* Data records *
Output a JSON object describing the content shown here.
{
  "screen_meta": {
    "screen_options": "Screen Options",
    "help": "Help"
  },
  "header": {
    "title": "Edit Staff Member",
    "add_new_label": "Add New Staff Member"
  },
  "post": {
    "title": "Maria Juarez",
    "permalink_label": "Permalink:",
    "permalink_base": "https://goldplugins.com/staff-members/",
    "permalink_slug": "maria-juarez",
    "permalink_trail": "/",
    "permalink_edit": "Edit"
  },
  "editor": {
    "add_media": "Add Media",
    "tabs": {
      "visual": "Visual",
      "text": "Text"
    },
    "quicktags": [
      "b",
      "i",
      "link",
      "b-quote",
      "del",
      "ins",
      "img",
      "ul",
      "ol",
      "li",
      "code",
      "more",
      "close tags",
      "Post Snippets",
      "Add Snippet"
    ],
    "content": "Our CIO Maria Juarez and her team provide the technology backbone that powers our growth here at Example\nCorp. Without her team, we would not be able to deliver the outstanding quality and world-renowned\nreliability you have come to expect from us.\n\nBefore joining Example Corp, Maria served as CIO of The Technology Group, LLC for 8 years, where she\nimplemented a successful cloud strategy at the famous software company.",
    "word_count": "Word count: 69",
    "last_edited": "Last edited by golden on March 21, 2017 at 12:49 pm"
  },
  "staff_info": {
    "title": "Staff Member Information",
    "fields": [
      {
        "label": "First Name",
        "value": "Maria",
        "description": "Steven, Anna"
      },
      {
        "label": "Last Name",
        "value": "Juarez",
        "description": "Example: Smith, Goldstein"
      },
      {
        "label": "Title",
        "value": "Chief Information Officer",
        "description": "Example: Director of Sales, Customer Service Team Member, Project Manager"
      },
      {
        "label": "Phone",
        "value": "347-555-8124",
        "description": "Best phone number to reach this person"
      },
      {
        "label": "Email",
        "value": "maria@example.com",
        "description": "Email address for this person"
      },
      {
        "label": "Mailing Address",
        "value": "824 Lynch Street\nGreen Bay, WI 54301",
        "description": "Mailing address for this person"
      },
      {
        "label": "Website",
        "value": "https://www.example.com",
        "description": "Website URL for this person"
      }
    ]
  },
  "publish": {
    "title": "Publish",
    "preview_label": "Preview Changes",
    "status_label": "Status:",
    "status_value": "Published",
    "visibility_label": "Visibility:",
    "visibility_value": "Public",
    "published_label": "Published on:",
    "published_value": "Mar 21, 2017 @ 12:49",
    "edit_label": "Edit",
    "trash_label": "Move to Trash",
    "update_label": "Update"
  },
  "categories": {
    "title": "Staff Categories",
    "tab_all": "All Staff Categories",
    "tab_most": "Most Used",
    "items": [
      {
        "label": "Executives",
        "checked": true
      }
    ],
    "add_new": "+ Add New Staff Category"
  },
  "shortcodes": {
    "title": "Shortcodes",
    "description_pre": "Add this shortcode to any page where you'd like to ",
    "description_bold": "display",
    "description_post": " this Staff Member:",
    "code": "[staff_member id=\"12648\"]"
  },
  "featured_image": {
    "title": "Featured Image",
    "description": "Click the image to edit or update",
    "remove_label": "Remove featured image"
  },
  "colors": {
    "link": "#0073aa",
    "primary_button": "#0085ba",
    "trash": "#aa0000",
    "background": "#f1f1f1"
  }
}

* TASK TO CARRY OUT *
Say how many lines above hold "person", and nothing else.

* EXERCISE SOLUTION *
4